The stock market rebounded Friday on bargain-hunting, lifted by the decision of the Bangko Sentral ng Pilipinas to cut interest rates Thursday by 50 basis points.
The Philippine Stock Exchange Index jumped 155.34 points, or 3.4 percent, to 4,778.6 on a value turnover of P6.7 billion. Gainers beat losers, 117 to 85, with 30 issues unchanged.
Major property developer Ayala Land Inc. jumped 14.6 percent to P26.30, while BDO Unibank Inc., the biggest lender in terms of assets, advanced 14.1 percent to P97.
Jollibee Foods Corp., the largest fast-food chain, climbed 9.8 percent to P100, while LT Group Inc. of tobacco and airline tycoon Lucio Tan rose 9.6 percent to P6.03.
The rest of Asian equities, meanwhile, enjoyed some much-needed gains Friday after another volatile week on global markets as investors took solace in a blockbuster series of government and central bank measures aimed at cushioning the economic blow from the coronavirus.
The dollar also eased somewhat after a lengthy rally fueled by traders cashing out of their investments, while the embattled oil market extended Thursday’s gains.
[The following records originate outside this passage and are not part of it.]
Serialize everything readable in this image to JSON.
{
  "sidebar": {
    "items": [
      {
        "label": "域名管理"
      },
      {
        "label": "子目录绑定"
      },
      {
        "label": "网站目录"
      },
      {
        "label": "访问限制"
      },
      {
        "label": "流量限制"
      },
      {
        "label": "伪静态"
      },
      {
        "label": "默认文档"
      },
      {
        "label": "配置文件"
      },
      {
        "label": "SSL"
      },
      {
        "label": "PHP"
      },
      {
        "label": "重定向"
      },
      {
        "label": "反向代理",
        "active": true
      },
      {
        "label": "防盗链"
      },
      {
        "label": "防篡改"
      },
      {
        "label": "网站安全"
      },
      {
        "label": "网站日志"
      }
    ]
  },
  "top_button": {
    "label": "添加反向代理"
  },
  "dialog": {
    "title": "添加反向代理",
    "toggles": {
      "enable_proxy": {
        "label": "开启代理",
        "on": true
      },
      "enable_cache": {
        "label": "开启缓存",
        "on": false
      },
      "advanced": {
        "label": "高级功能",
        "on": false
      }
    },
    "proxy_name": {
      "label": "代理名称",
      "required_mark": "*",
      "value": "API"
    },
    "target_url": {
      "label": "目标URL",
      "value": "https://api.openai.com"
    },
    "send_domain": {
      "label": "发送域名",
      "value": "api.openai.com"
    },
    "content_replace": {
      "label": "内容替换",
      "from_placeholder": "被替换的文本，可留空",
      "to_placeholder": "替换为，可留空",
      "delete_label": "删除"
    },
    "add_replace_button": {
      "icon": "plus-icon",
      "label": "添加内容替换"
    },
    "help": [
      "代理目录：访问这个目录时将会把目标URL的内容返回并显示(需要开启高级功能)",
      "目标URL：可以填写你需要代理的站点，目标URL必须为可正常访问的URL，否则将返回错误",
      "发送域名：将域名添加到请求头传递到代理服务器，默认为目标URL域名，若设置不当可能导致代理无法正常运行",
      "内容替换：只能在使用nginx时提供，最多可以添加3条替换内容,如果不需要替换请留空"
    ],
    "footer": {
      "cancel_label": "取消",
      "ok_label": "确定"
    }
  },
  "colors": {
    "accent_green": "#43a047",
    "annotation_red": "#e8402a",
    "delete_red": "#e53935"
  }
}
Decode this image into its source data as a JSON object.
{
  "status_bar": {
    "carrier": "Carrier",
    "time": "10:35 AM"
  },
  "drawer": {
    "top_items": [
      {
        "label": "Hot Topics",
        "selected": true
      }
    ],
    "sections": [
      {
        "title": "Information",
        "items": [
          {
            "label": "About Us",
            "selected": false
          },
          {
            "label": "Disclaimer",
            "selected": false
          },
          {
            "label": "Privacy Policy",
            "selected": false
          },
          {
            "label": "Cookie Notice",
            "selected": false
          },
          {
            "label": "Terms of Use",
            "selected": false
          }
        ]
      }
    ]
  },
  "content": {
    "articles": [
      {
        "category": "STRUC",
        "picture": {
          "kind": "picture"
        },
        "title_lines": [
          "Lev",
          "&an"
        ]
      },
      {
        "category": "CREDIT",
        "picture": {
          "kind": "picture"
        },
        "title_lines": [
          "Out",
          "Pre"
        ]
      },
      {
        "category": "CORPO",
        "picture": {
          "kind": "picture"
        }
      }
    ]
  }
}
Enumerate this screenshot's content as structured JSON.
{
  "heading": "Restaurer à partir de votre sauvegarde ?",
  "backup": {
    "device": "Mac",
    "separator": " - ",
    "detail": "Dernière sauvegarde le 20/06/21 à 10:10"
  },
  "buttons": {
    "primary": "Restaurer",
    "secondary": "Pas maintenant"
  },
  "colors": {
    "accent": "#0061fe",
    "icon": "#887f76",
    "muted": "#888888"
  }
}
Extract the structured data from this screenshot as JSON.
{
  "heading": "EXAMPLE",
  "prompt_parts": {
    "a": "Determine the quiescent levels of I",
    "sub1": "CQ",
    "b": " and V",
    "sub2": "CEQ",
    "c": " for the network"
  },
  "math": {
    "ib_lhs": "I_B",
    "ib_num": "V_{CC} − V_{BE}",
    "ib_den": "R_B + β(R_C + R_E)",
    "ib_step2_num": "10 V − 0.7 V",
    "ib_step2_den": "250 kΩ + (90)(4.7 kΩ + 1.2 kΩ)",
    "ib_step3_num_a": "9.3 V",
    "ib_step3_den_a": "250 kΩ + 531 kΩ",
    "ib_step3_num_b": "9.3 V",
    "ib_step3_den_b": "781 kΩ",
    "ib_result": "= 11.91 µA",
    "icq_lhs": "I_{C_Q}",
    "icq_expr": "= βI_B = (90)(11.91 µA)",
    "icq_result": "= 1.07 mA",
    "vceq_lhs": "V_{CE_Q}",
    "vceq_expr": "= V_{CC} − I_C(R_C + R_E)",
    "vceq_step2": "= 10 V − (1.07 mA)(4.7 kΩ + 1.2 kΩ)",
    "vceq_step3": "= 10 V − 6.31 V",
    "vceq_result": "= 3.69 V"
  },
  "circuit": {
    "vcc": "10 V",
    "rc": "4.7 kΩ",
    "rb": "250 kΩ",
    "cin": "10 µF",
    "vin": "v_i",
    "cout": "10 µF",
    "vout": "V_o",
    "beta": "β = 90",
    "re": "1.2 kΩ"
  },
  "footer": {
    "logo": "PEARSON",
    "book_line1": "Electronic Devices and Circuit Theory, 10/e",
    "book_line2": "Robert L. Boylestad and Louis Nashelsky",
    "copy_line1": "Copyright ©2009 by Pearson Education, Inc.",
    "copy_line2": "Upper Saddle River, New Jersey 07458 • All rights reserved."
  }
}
With the deadly pandemic showing no sign of ending, countries are going into lockdown, effectively shutting down the global economy and leaving experts in the dark as to how deep and long an expected recession will last.
On Thursday, US Senate Majority Leader Mitch McConnell presented a $1-trillion emergency relief package to combat the turmoil, with $1,200 cash handouts for individuals.
It also includes $208 billion in loans for companies hit by the crisis—$58 billion of it for the troubled airline sector—and $300 billion in small business loans.
The plan is the latest in a series of measures put forward by Washington and comes on top of Federal Reserve interest rate cuts and pledges worth hundreds of billions of dollars to provide liquidity to creaking financial markets.
It also comes in tandem with similar moves by governments and banks around the world, which have provided some support to investors, but which many observers warn could still be too little as the crisis rumbles on.
Hong Kong stocks rose 2.9 percent in the afternoon, while Shanghai was up 0.3 percent, Sydney added one percent and Seoul jumped more than five percent.
Taipei gained more than six percent, and Bangkok jumped 2.6 percent with Mumbai more than one percent higher. Wellington jumped one percent, while there were also gains in Singapore.
Tokyo was closed for a holiday.
“For now... the artillery barrage from the world’s central banks and government treasuries seems to have stopped the rot sweeping the global economy for now,” said OANDA’s Jeffrey Halley.
The advances followed a positive lead from Wall Street and Europe.
But, while healthy, the advances come at the end of another tumultuous week for equities and there are warnings of further troubles down the line.
Many analysts expect markets to remain highly volatile and under pressure until health authorities get a better grasp of the scale of the outbreak in the United States and Europe and how long it will curtail activity. With AFP